Thomas Wiggins, nicknamed Blind Tom by his “handlers”, was the first African American man to perform at the White House.
He was born into a dreadful institution of American slavery in the state of Georgia. As his owner could not exploit and benefit from Thomas’ physical abilities, he took advantage of the talent that God gave to Thomas.
Having heard Thomas play the piano, General James Neil Bethune, Thomas’ owner, allowed Thomas to have open access to the piano. Soon, Thomas was perfectly regurgitating classical piano compositions and even composing original pieces of his own. Unfortunately, Thomas was not able to develop and maintain social relationships. The autism made it difficult for the blind boy to communicate his emotions and needs. Consequently, General James took full advantage of the opportunity to exploit and control Thomas’ musical gift.
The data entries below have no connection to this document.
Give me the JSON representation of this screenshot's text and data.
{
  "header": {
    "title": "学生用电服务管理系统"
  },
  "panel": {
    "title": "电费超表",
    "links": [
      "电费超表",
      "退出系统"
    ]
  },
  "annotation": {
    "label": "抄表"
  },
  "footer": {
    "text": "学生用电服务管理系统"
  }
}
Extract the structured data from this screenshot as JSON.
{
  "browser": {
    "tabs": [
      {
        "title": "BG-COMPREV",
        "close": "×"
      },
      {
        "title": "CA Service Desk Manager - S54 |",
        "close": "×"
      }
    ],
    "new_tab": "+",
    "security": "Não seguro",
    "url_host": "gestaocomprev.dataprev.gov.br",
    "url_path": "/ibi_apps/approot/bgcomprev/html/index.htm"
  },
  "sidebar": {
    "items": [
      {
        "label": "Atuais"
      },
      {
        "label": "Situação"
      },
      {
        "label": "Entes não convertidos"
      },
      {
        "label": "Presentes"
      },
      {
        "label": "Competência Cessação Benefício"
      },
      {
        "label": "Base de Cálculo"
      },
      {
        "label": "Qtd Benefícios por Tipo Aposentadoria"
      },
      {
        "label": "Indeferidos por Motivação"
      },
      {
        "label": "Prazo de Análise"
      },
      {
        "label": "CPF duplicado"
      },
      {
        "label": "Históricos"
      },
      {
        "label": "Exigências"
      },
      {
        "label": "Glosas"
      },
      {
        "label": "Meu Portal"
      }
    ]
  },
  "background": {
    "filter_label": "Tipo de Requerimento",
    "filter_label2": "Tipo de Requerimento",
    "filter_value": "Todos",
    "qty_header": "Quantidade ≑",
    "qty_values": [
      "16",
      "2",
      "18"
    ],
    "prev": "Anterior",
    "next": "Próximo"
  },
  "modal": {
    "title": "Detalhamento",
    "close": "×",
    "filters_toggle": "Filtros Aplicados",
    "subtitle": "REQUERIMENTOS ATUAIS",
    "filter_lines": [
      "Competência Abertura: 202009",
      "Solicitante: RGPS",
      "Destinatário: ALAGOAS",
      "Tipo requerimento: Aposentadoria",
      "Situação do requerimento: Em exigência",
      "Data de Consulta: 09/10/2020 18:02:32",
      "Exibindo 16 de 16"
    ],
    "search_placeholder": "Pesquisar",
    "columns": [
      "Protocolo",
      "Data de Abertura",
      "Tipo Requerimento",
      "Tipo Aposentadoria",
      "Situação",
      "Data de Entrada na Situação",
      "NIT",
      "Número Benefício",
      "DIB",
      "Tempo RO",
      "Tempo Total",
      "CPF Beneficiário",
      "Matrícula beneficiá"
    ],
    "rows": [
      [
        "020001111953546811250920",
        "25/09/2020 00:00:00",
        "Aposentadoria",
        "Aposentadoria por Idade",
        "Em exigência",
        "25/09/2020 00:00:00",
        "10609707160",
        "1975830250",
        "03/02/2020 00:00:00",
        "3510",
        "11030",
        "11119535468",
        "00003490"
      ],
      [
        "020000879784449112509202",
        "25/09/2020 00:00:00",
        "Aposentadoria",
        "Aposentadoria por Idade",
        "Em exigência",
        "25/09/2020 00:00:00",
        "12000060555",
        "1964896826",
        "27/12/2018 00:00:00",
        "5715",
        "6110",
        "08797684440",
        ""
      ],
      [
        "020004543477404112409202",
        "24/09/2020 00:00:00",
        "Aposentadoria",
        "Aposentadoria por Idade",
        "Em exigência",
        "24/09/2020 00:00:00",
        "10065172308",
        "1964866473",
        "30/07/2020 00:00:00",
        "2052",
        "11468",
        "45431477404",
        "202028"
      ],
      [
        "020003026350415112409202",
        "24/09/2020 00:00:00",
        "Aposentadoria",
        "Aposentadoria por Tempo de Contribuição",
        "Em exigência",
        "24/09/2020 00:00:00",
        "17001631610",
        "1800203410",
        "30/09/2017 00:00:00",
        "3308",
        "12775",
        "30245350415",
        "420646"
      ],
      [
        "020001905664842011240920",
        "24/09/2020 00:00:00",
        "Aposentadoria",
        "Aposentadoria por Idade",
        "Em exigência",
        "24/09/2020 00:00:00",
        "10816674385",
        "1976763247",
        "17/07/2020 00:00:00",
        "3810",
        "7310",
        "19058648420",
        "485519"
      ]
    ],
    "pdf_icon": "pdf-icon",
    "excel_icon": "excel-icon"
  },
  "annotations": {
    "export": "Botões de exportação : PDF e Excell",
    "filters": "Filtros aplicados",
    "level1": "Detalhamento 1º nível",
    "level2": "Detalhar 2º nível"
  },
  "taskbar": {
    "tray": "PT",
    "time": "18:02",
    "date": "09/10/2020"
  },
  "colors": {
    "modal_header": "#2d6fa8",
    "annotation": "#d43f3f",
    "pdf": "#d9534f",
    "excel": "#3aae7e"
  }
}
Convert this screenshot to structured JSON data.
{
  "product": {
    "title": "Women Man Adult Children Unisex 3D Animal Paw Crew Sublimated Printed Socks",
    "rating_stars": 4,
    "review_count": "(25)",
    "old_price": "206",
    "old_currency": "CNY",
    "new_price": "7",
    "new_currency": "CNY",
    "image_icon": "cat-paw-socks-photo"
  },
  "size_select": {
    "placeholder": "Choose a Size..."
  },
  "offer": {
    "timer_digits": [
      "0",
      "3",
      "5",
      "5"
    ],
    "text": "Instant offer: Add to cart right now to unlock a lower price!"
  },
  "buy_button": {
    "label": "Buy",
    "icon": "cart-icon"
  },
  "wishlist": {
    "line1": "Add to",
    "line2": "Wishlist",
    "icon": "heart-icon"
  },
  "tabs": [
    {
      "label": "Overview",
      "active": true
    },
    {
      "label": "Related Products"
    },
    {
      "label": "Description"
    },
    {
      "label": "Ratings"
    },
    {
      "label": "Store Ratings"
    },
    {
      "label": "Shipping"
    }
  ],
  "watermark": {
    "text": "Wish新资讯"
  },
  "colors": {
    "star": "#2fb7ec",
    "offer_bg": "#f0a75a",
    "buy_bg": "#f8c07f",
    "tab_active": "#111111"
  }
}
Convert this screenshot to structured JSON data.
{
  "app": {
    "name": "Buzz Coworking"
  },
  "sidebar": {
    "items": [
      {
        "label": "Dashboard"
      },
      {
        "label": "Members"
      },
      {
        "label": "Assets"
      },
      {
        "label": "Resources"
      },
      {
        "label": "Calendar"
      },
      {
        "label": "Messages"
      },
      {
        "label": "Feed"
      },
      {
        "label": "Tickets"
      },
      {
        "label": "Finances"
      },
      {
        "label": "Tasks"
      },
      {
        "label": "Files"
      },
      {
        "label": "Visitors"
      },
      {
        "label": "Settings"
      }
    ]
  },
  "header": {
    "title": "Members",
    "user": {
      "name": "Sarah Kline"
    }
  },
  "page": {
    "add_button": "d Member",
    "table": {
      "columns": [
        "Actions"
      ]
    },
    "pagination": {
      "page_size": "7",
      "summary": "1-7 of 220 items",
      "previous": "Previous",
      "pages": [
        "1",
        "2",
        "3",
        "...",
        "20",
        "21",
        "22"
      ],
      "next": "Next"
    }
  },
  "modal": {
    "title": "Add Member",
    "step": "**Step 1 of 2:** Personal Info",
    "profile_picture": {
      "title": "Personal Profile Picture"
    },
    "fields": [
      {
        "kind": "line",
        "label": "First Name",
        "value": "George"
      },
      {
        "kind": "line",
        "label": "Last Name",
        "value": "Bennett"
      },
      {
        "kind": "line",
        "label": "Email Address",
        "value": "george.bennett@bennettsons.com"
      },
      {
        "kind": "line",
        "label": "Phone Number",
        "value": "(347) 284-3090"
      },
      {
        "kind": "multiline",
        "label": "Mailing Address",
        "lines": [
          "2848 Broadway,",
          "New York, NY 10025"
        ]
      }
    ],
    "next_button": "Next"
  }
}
James Neil Bethune and Perry Oliver, handlers of Thomas, earned upwards of $100,000 a year, which is the equivalent of $1.5 million in today’s society. Sadly, Thomas did not receive even one cent. Instead, Oliver likened Thomas to a circus act, pointing out that Thomas was a “freak.” Some of the advertisements read, “From animal to artist.” Oliver also referred to Thomas as a baboon, monkey, and gorilla.
Historians feel that Thomas Wiggins was one of the country’s most important musical artists. However, because Thomas was African American, a slave, and disabled, his musical contributions are often ignored and minimized by mainstream historians.